  2. Scalable (S) - Used in a blockchain scaling context - the proving computation and data storage can be done off-chain to circumvent block space constraints. Zk proofs of these off-chain activities are then submitted on-chain for interested parties to verify.

  3. Transparent (T) - Uses publicly available randomness to generate parameters, removing the need for a trusted setup.

  4. Argument (AR) - Same as SNARKs above.

  5. of Knowledge (K); Or knowledge-soundness (Ks) - Same as SNARKs above but uses quantum-resistant algorithms.

STARKs, on the other hand, do not require a trusted ceremony setup to generate a shared key.

Instead, they make use of publicly verifiable sources of randomness that are used by both the proving and the verification algorithms so that both can arrive at the same output. This means that we don’t need to trust STARKs for it to work.

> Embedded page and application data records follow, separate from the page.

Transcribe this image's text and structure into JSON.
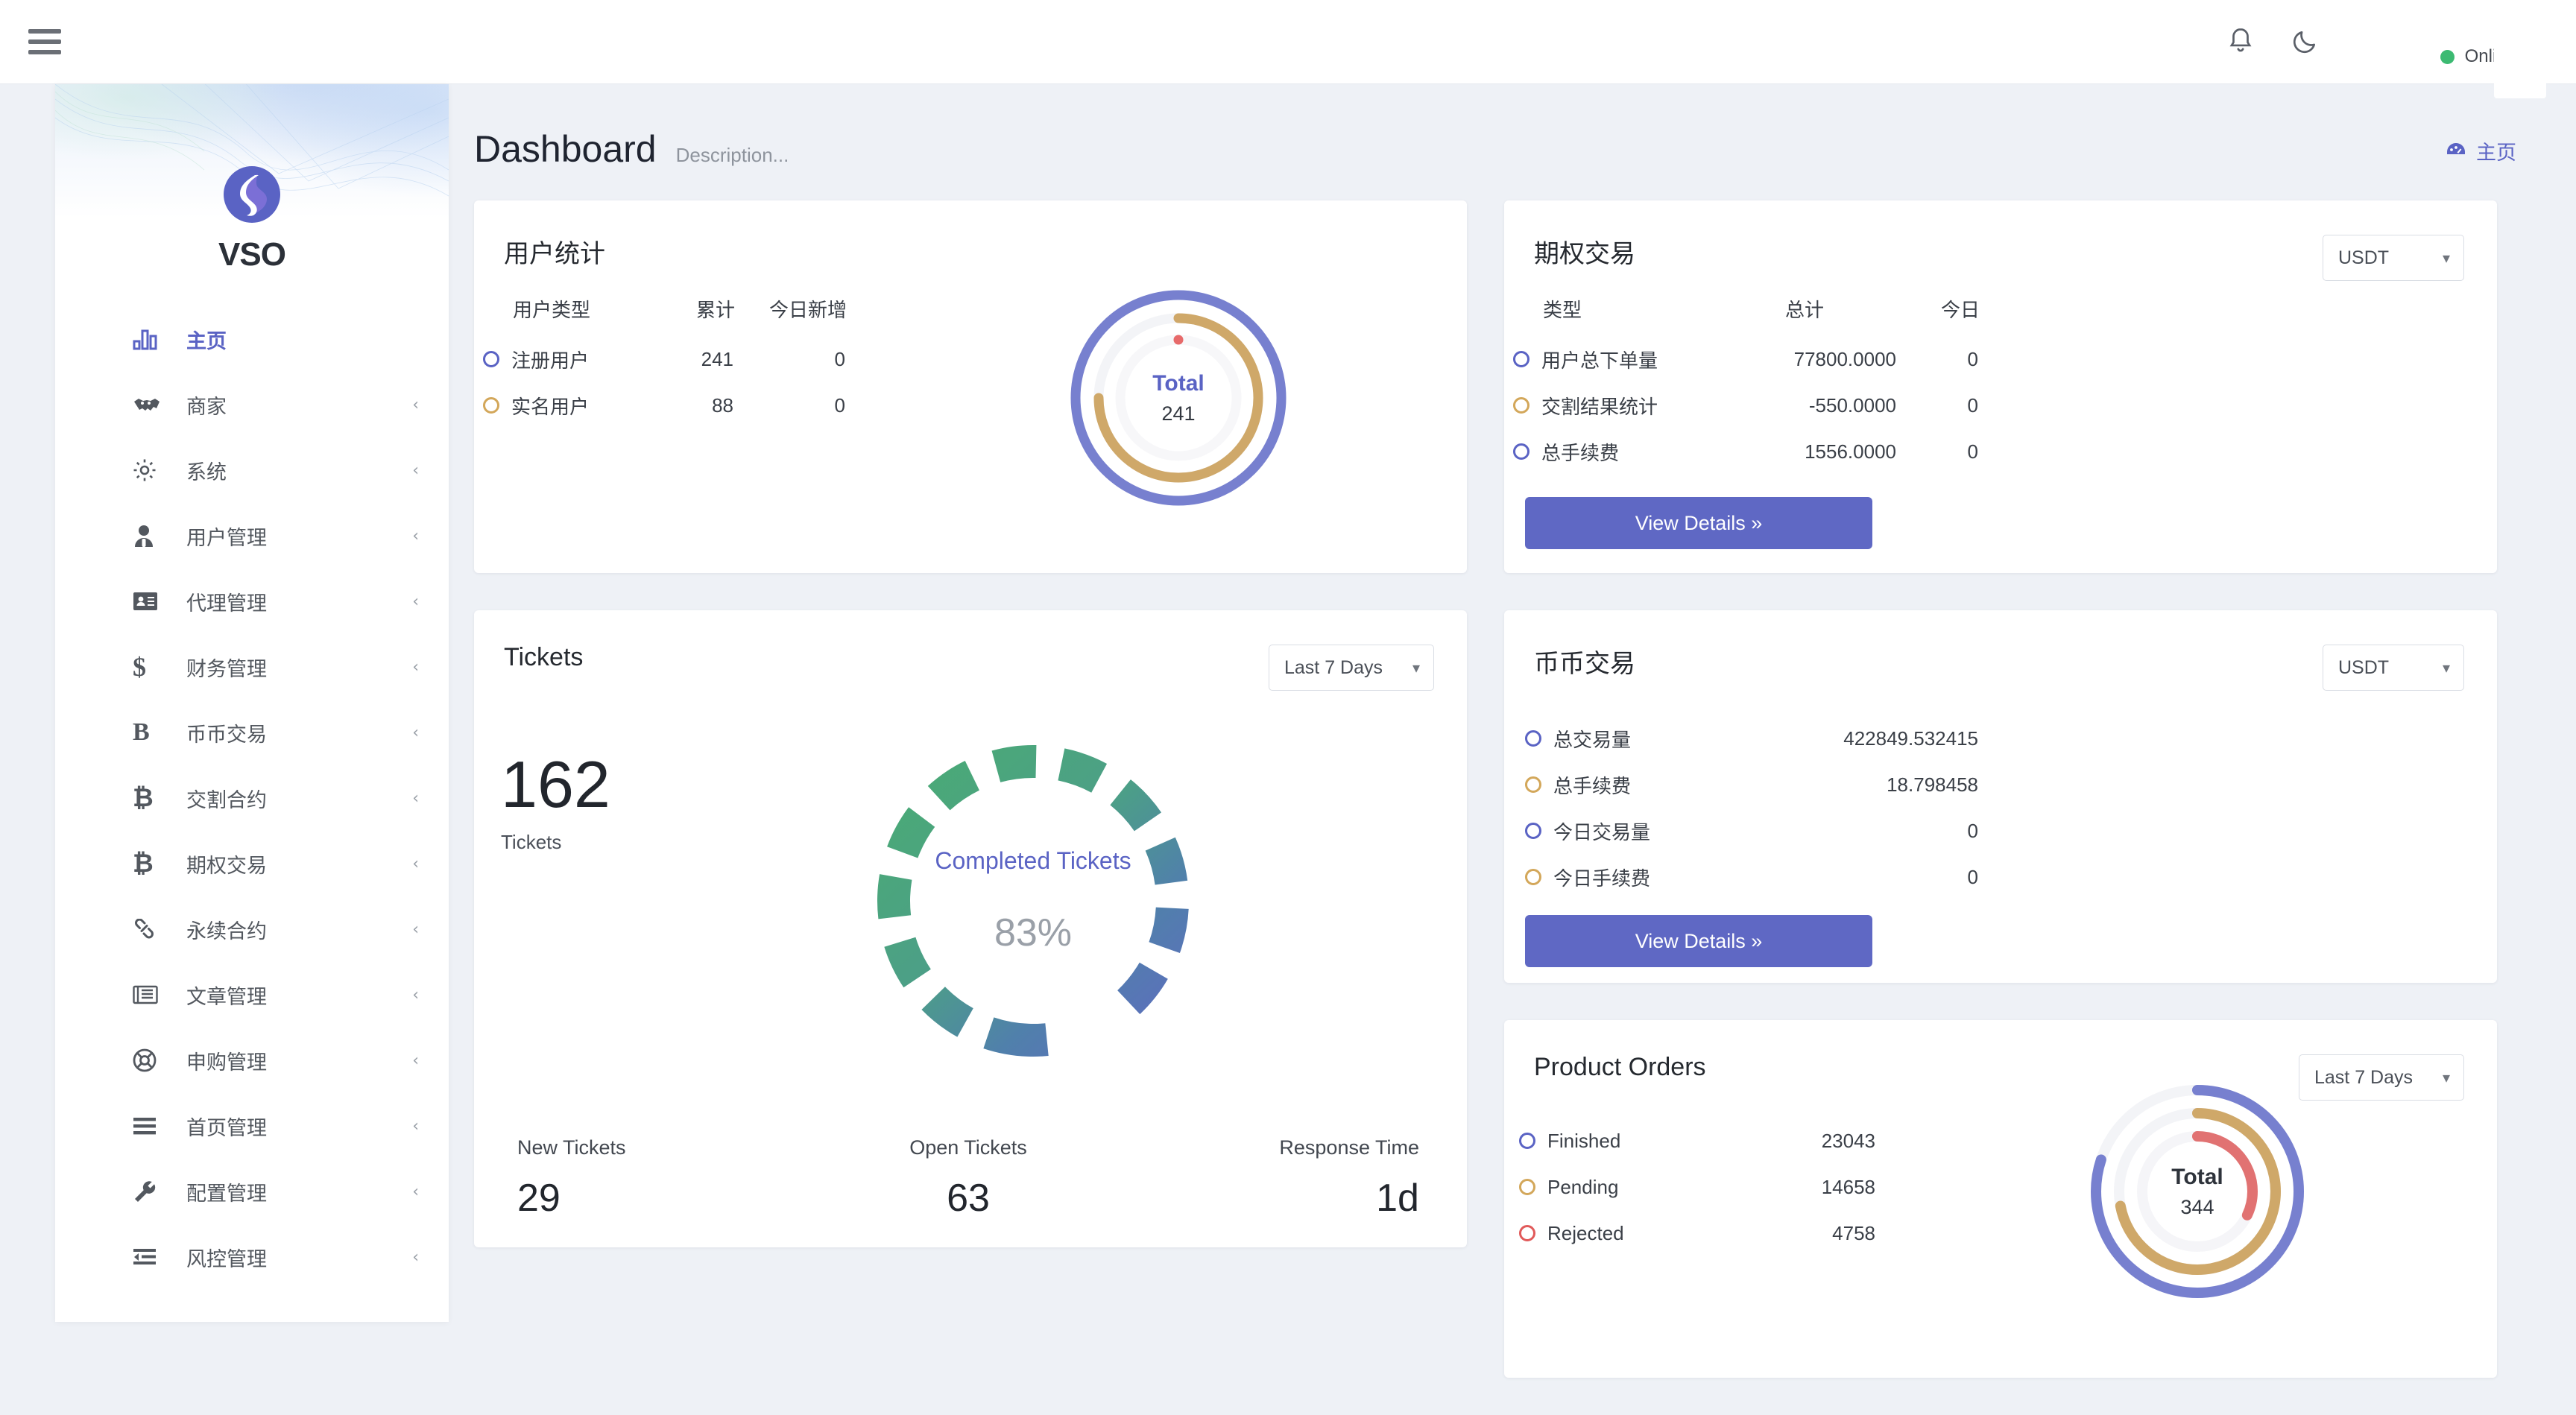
{
  "topbar": {
    "menu_icon": "hamburger-icon",
    "bell_icon": "notification-bell-icon",
    "theme_icon": "moon-icon",
    "status_label": "Online",
    "status_color": "#3cba72"
  },
  "sidebar": {
    "brand_name": "VSO",
    "items": [
      {
        "label": "主页",
        "icon": "bar-chart-icon",
        "active": true,
        "chevron": ""
      },
      {
        "label": "商家",
        "icon": "handshake-icon",
        "active": false,
        "chevron": "‹"
      },
      {
        "label": "系统",
        "icon": "gear-icon",
        "active": false,
        "chevron": "‹"
      },
      {
        "label": "用户管理",
        "icon": "user-icon",
        "active": false,
        "chevron": "‹"
      },
      {
        "label": "代理管理",
        "icon": "id-card-icon",
        "active": false,
        "chevron": "‹"
      },
      {
        "label": "财务管理",
        "icon": "dollar-icon",
        "active": false,
        "chevron": "‹"
      },
      {
        "label": "币币交易",
        "icon": "letter-b-icon",
        "active": false,
        "chevron": "‹"
      },
      {
        "label": "交割合约",
        "icon": "bitcoin-icon",
        "active": false,
        "chevron": "‹"
      },
      {
        "label": "期权交易",
        "icon": "bitcoin-icon",
        "active": false,
        "chevron": "‹"
      },
      {
        "label": "永续合约",
        "icon": "link-icon",
        "active": false,
        "chevron": "‹"
      },
      {
        "label": "文章管理",
        "icon": "newspaper-icon",
        "active": false,
        "chevron": "‹"
      },
      {
        "label": "申购管理",
        "icon": "lifebuoy-icon",
        "active": false,
        "chevron": "‹"
      },
      {
        "label": "首页管理",
        "icon": "list-icon",
        "active": false,
        "chevron": "‹"
      },
      {
        "label": "配置管理",
        "icon": "wrench-icon",
        "active": false,
        "chevron": "‹"
      },
      {
        "label": "风控管理",
        "icon": "indent-icon",
        "active": false,
        "chevron": "‹"
      }
    ]
  },
  "page": {
    "title": "Dashboard",
    "description": "Description...",
    "breadcrumb_icon": "dashboard-gauge-icon",
    "breadcrumb_label": "主页"
  },
  "user_stats": {
    "title": "用户统计",
    "headers": [
      "用户类型",
      "累计",
      "今日新增"
    ],
    "rows": [
      {
        "label": "注册用户",
        "total": "241",
        "today": "0",
        "color": "#5a63c4"
      },
      {
        "label": "实名用户",
        "total": "88",
        "today": "0",
        "color": "#d3a75a"
      }
    ],
    "donut_total_label": "Total",
    "donut_total_value": "241"
  },
  "options_trading": {
    "title": "期权交易",
    "currency": "USDT",
    "headers": [
      "类型",
      "总计",
      "今日"
    ],
    "rows": [
      {
        "label": "用户总下单量",
        "total": "77800.0000",
        "today": "0",
        "color": "#5a63c4"
      },
      {
        "label": "交割结果统计",
        "total": "-550.0000",
        "today": "0",
        "color": "#d3a75a"
      },
      {
        "label": "总手续费",
        "total": "1556.0000",
        "today": "0",
        "color": "#5a63c4"
      }
    ],
    "button_label": "View Details »"
  },
  "tickets": {
    "title": "Tickets",
    "range": "Last 7 Days",
    "count": "162",
    "count_label": "Tickets",
    "gauge_label": "Completed Tickets",
    "gauge_pct": "83%",
    "footer": [
      {
        "label": "New Tickets",
        "value": "29"
      },
      {
        "label": "Open Tickets",
        "value": "63"
      },
      {
        "label": "Response Time",
        "value": "1d"
      }
    ]
  },
  "coin_trading": {
    "title": "币币交易",
    "currency": "USDT",
    "rows": [
      {
        "label": "总交易量",
        "value": "422849.532415",
        "color": "#5a63c4"
      },
      {
        "label": "总手续费",
        "value": "18.798458",
        "color": "#d3a75a"
      },
      {
        "label": "今日交易量",
        "value": "0",
        "color": "#5a63c4"
      },
      {
        "label": "今日手续费",
        "value": "0",
        "color": "#d3a75a"
      }
    ],
    "button_label": "View Details »"
  },
  "product_orders": {
    "title": "Product Orders",
    "range": "Last 7 Days",
    "rows": [
      {
        "label": "Finished",
        "value": "23043",
        "color": "#5a63c4"
      },
      {
        "label": "Pending",
        "value": "14658",
        "color": "#d3a75a"
      },
      {
        "label": "Rejected",
        "value": "4758",
        "color": "#e15a5a"
      }
    ],
    "donut_total_label": "Total",
    "donut_total_value": "344"
  },
  "chart_data": [
    {
      "type": "pie",
      "name": "user-stats-donut",
      "title": "用户统计",
      "center_label": "Total",
      "center_value": 241,
      "rings": [
        {
          "name": "注册用户",
          "value": 241,
          "percent": 100,
          "color": "#7780cf"
        },
        {
          "name": "实名用户",
          "value": 88,
          "percent": 75,
          "color": "#cfa869"
        }
      ],
      "marker": {
        "color": "#e76a6a"
      }
    },
    {
      "type": "pie",
      "name": "completed-tickets-gauge",
      "title": "Completed Tickets",
      "value": 83,
      "unit": "%",
      "total_tickets": 162,
      "new_tickets": 29,
      "open_tickets": 63,
      "response_time": "1d",
      "segments": 44,
      "gradient": [
        "#4aab74",
        "#5f6cc0"
      ],
      "track_color": "#ffffff"
    },
    {
      "type": "pie",
      "name": "product-orders-donut",
      "title": "Product Orders",
      "center_label": "Total",
      "center_value": 344,
      "rings": [
        {
          "name": "Finished",
          "value": 23043,
          "percent": 80,
          "color": "#7780cf"
        },
        {
          "name": "Pending",
          "value": 14658,
          "percent": 72,
          "color": "#cfa869"
        },
        {
          "name": "Rejected",
          "value": 4758,
          "percent": 32,
          "color": "#e17272"
        }
      ]
    }
  ]
}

STARKs uses hash-based cryptography (vs pairings-based), which is quantum resistant, enables lower cost to generate proofs, but result in larger proof sizes. Larger proof sizes leads to a higher cost to verify at low throughput levels.

Summarising SNARKs vs STARKs in a table


This wraps up our ZK dinner party!

For my next issue, we will dive deeper into how Zero-Knowledge Proofs help blockchains to scale (this is a Web3 newsletter after all 😀) alongside other types of Layer 2 scaling solutions.


This newsletter issue is co-authored with The Whitepaper Reading Club - a high-signal collective who are enthusiastic about understanding how Web3 technologies work under the hood. We read whitepapers and meet up to debate our understanding once every two weeks.

This is an open initiative where anyone is welcome to join us. DM if you are keen!

Zero-knowledge makes the world go round,